REQUIRED WORK
Work out how many lines below contain "true". Provide only the figure.

Collection entries
________________

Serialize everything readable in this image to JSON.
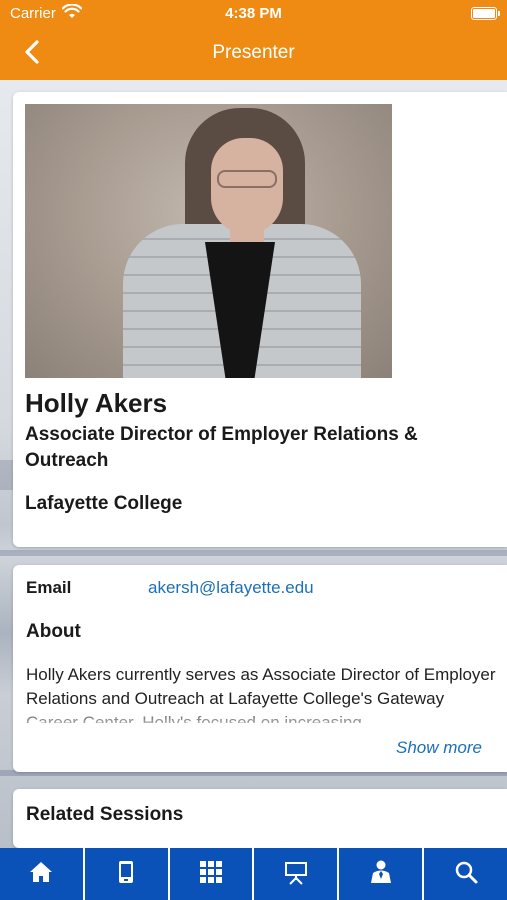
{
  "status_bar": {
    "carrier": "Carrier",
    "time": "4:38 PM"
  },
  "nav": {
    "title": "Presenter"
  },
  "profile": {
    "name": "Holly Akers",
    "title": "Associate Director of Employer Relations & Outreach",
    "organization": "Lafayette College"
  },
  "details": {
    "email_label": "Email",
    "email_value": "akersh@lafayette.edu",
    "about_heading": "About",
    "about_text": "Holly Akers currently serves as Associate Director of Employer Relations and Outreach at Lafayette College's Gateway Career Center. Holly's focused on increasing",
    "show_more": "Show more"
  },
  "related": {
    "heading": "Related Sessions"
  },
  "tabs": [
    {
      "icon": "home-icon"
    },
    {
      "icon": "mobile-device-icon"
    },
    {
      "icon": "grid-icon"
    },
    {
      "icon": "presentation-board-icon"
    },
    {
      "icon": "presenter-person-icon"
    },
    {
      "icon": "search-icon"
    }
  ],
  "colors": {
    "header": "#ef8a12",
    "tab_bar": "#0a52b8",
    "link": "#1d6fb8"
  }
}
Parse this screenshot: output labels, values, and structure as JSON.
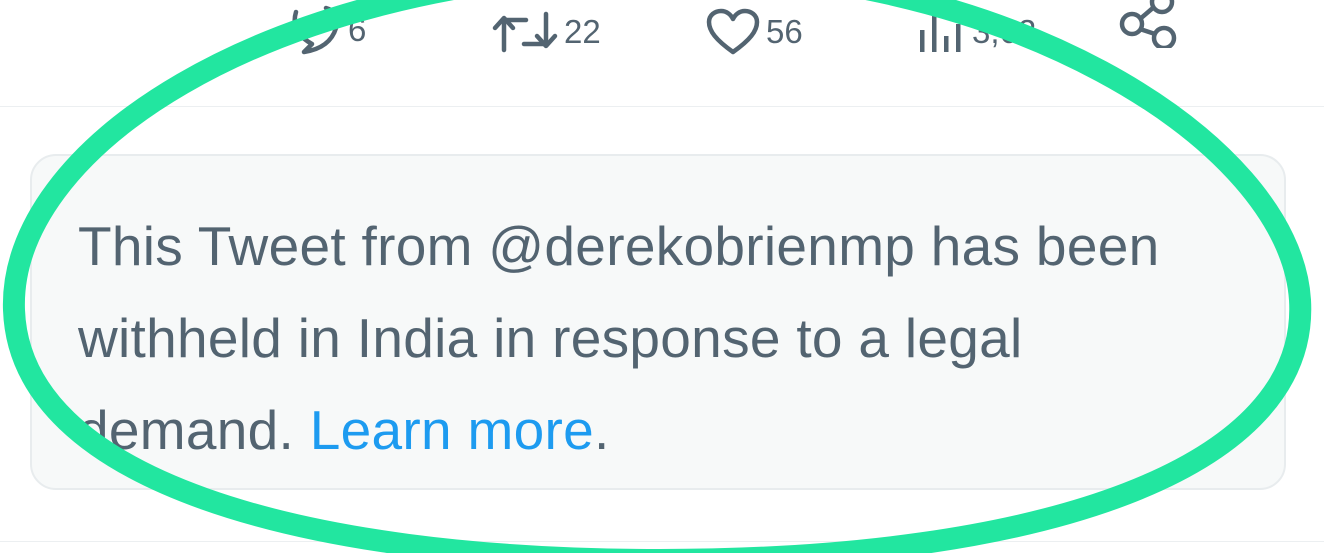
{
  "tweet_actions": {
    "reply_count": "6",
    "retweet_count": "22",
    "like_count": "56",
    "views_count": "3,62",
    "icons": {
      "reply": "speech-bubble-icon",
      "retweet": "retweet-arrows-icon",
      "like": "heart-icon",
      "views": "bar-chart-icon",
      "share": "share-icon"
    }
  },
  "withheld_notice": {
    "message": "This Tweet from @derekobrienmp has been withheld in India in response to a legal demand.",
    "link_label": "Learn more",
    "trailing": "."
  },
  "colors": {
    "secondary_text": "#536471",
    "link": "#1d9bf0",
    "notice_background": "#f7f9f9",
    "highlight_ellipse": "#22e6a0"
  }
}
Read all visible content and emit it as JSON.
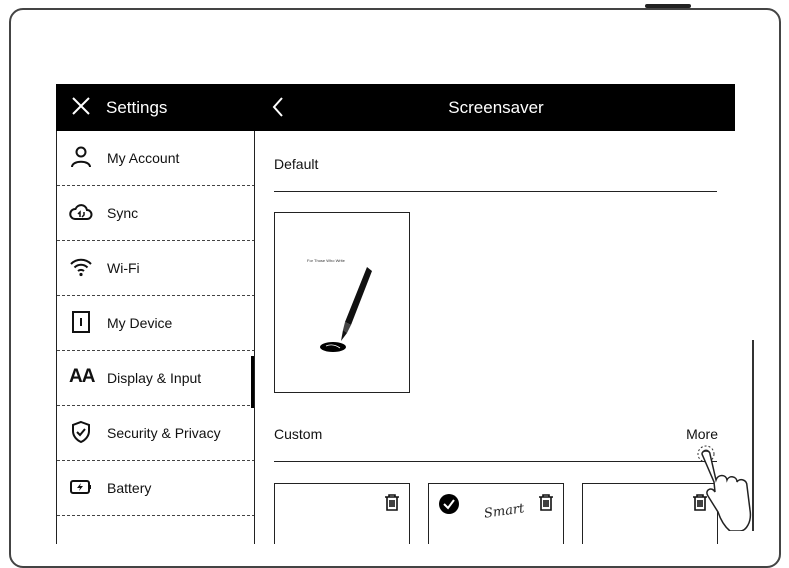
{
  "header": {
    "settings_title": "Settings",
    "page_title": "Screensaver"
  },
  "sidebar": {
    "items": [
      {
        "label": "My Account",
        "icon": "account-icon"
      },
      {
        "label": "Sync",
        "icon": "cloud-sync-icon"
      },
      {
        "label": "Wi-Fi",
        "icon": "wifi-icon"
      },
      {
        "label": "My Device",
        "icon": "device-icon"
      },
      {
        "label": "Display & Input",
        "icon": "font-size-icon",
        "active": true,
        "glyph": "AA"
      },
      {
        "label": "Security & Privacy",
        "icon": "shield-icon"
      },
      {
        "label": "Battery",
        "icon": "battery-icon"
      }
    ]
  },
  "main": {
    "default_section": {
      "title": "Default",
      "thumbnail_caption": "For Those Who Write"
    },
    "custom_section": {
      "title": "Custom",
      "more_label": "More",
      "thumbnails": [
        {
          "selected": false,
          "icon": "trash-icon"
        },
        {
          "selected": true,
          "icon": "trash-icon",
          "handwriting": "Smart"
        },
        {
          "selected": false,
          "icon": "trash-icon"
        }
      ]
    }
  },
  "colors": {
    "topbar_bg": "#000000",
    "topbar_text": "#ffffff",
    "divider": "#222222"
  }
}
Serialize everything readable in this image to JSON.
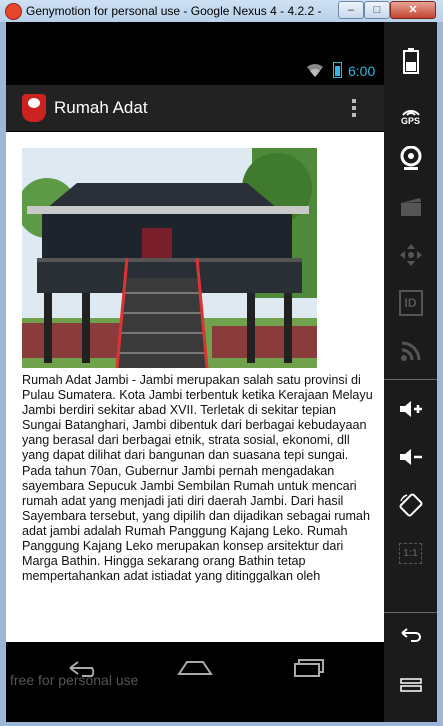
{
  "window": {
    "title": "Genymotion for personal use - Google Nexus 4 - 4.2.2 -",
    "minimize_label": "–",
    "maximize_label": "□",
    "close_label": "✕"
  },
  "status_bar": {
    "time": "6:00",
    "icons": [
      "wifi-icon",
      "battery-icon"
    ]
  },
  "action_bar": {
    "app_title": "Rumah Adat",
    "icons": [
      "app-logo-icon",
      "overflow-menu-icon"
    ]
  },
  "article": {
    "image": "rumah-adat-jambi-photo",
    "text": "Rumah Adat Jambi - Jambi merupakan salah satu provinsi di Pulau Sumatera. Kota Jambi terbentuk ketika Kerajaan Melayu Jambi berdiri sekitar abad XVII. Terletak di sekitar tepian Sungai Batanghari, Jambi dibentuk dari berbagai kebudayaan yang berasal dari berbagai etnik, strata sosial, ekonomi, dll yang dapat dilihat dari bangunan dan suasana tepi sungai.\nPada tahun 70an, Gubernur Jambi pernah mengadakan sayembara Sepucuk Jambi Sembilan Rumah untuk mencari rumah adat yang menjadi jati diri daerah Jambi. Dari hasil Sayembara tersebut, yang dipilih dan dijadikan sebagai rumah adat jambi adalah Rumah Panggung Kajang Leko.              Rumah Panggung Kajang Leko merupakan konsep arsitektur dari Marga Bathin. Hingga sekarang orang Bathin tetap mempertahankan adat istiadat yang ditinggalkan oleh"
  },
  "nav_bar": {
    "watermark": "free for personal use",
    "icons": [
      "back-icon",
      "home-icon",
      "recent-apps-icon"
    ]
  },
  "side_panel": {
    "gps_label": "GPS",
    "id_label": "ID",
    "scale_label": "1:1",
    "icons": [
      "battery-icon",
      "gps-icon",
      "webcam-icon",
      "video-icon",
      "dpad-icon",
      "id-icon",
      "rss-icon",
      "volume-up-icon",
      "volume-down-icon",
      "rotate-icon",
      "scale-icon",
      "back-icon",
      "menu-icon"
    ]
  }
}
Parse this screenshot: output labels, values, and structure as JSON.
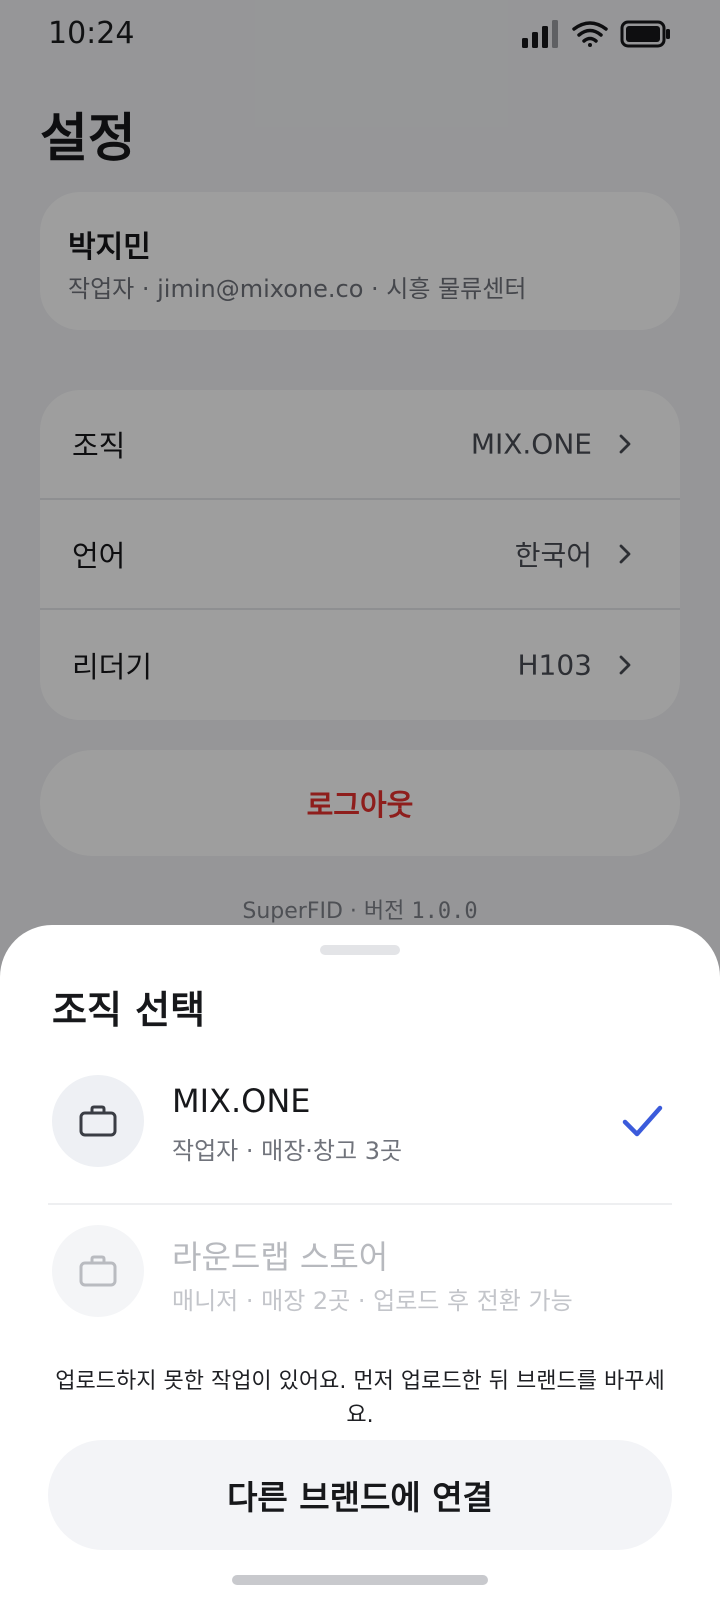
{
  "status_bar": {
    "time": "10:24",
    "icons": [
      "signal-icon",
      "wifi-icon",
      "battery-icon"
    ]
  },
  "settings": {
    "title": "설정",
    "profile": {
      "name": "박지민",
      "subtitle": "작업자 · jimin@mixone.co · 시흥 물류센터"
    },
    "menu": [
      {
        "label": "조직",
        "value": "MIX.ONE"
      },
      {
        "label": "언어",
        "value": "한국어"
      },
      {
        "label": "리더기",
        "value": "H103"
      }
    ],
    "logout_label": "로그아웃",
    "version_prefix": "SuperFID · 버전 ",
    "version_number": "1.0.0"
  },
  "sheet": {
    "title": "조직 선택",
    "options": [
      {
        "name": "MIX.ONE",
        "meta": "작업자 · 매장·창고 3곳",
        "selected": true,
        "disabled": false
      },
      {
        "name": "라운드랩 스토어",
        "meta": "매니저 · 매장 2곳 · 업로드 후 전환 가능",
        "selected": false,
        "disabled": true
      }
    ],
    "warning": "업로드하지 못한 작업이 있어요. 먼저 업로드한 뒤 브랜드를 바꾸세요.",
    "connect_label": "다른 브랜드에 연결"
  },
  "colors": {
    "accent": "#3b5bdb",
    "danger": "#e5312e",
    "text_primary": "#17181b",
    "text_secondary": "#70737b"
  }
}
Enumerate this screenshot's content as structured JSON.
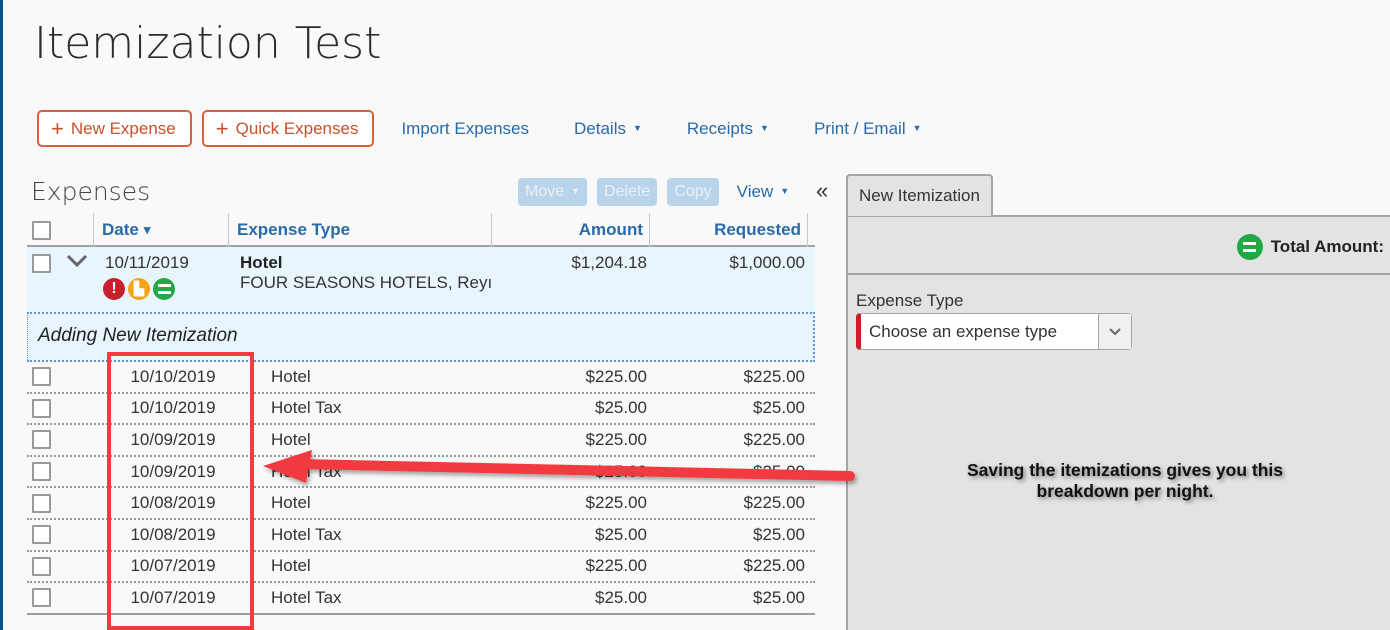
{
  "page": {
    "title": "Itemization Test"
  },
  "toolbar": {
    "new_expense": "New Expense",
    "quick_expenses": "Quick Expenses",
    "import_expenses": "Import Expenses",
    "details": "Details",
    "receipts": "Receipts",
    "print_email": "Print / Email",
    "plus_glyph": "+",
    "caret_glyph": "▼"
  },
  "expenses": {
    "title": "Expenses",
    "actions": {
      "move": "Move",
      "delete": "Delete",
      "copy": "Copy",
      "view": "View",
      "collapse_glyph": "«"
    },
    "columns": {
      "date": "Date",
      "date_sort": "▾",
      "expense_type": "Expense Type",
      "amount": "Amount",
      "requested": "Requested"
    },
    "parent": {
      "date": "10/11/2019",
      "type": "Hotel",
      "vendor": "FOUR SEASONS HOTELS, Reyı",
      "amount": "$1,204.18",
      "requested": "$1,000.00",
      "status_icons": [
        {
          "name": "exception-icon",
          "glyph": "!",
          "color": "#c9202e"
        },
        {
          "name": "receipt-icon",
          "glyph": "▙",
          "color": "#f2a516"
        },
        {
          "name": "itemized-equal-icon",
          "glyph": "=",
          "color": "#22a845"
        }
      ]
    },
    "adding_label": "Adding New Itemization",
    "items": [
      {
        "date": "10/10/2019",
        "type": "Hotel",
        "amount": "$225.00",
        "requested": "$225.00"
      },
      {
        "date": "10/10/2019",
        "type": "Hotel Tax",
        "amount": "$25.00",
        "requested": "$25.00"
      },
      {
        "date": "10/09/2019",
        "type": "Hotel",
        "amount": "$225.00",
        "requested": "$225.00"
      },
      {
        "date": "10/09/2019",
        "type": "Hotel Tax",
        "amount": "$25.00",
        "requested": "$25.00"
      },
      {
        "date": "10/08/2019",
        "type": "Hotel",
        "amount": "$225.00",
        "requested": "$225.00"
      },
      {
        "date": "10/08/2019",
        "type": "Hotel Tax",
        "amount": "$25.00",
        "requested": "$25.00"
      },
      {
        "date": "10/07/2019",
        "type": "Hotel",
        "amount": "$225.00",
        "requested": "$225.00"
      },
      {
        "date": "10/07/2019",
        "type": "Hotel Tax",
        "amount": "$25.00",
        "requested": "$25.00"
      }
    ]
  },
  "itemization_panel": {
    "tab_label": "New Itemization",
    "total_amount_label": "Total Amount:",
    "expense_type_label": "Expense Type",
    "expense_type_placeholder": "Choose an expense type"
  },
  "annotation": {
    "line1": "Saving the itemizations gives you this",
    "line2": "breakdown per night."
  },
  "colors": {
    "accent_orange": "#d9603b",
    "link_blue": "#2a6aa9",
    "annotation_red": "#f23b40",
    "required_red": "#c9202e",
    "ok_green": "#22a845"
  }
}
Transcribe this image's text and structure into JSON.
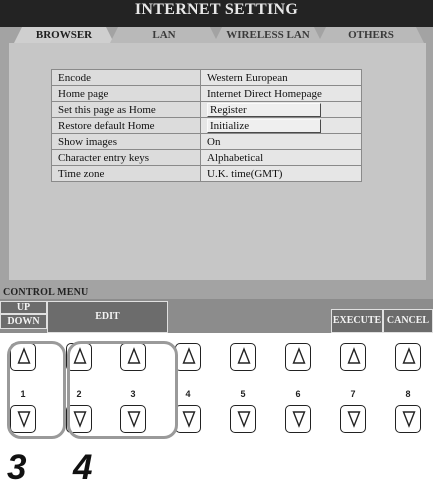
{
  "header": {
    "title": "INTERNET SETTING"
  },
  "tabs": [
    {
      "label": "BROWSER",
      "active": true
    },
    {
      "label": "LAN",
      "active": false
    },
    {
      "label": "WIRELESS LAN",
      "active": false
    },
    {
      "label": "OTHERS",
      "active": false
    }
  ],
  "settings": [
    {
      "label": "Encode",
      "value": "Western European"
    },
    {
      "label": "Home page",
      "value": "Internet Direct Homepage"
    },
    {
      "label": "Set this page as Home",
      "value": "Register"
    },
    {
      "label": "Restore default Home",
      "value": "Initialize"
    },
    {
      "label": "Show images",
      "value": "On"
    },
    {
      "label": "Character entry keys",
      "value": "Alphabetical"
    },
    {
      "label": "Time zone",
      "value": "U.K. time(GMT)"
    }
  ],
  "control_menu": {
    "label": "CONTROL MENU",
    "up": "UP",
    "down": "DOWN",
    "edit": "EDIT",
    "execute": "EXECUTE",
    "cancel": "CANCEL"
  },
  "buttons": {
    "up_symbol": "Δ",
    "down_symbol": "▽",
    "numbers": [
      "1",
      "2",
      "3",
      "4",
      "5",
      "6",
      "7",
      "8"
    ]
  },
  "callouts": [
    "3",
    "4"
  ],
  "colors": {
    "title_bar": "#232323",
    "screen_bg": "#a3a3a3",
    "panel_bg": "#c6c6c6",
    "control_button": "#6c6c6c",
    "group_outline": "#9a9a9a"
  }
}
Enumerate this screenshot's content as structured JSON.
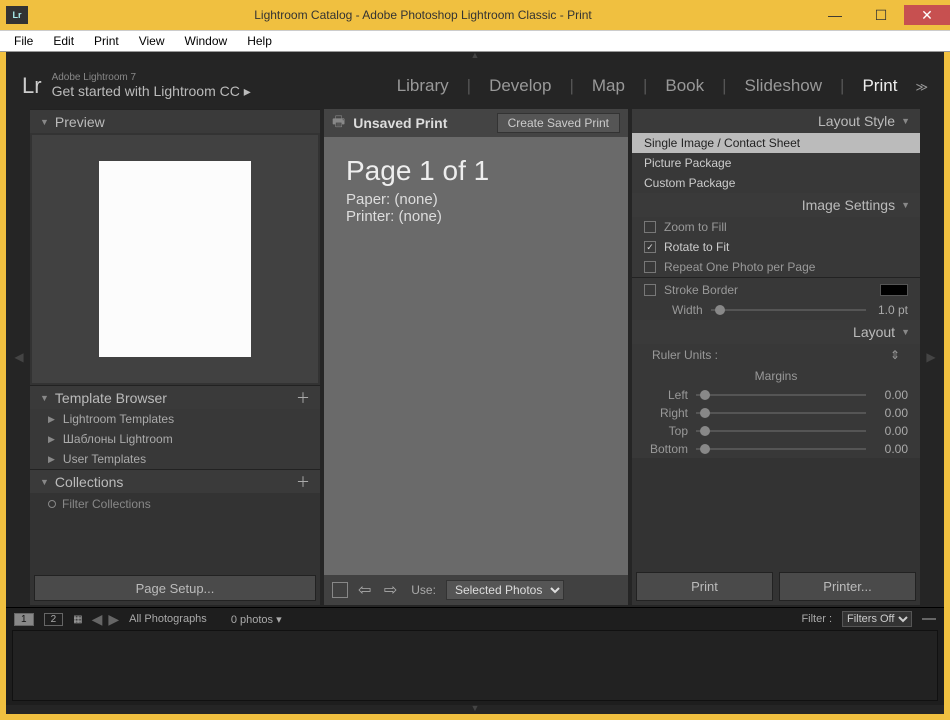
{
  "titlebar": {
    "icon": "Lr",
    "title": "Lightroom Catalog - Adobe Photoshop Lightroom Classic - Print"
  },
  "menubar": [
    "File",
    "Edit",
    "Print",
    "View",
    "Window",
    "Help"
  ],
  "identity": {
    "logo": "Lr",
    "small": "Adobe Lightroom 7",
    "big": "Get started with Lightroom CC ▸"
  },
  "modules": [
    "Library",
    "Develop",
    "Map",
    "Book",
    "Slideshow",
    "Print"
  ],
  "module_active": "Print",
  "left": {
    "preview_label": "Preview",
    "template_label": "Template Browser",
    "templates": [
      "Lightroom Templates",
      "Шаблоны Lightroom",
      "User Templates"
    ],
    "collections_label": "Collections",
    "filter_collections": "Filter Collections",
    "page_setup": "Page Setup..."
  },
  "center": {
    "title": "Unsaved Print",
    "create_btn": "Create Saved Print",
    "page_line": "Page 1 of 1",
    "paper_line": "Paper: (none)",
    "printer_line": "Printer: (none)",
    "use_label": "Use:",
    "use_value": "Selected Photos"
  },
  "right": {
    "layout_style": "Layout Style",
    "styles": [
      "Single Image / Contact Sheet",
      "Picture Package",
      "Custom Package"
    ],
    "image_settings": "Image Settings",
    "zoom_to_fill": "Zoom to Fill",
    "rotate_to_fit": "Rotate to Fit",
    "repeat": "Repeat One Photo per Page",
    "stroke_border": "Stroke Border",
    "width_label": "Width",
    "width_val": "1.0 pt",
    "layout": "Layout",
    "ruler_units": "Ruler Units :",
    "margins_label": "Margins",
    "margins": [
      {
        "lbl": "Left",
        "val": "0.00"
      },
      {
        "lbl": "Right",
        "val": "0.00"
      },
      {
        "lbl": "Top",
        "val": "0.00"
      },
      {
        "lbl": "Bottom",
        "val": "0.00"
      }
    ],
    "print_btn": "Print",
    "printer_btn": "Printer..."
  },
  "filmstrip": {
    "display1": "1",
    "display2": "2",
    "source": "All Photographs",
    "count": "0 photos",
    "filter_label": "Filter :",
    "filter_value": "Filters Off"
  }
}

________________

ANSWER
5